Only the number is wanted: how many lines of the data contain "kind"?

(Data)

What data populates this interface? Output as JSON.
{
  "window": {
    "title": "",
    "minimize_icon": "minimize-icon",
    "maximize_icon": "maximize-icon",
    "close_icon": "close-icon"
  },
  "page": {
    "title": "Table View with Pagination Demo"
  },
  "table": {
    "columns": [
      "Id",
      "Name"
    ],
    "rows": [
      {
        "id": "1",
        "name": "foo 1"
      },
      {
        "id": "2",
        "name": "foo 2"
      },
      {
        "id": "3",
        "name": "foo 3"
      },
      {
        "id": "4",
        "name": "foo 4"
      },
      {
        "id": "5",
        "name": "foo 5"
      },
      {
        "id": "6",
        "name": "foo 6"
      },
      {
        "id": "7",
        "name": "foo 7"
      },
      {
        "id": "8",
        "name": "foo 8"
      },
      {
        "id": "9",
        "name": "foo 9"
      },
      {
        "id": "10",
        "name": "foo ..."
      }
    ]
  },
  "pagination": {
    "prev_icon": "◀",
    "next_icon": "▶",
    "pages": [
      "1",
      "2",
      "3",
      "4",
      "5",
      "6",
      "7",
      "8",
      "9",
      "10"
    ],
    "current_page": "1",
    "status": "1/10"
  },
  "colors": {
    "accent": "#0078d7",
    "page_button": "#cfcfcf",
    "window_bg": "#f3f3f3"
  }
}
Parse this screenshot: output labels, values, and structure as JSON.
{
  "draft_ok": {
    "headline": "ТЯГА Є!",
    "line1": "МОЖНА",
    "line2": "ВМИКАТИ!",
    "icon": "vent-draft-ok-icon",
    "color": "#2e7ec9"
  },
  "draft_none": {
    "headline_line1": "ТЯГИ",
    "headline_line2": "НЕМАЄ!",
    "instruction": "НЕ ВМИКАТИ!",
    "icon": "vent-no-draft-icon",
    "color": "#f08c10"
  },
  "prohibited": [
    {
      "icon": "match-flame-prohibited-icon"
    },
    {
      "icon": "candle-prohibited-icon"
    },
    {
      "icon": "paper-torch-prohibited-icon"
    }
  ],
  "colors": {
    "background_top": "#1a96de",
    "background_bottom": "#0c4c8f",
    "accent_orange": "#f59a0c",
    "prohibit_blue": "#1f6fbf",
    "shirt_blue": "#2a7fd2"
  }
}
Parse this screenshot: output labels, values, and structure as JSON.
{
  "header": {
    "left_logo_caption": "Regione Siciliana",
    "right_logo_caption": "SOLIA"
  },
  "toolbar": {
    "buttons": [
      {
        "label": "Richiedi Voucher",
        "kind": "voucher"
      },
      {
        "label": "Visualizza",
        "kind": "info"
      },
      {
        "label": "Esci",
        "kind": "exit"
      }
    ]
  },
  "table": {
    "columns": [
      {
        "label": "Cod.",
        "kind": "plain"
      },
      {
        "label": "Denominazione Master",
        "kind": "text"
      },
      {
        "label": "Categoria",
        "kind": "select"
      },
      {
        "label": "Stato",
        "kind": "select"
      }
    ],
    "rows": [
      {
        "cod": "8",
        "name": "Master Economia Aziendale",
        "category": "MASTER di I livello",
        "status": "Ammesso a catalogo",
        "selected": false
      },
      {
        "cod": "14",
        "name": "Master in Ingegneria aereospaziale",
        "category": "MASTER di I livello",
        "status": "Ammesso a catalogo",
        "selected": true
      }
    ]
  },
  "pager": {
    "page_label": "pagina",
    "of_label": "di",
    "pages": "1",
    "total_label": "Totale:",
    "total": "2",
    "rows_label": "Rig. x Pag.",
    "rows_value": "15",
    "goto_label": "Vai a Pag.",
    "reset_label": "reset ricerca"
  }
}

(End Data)

Result
7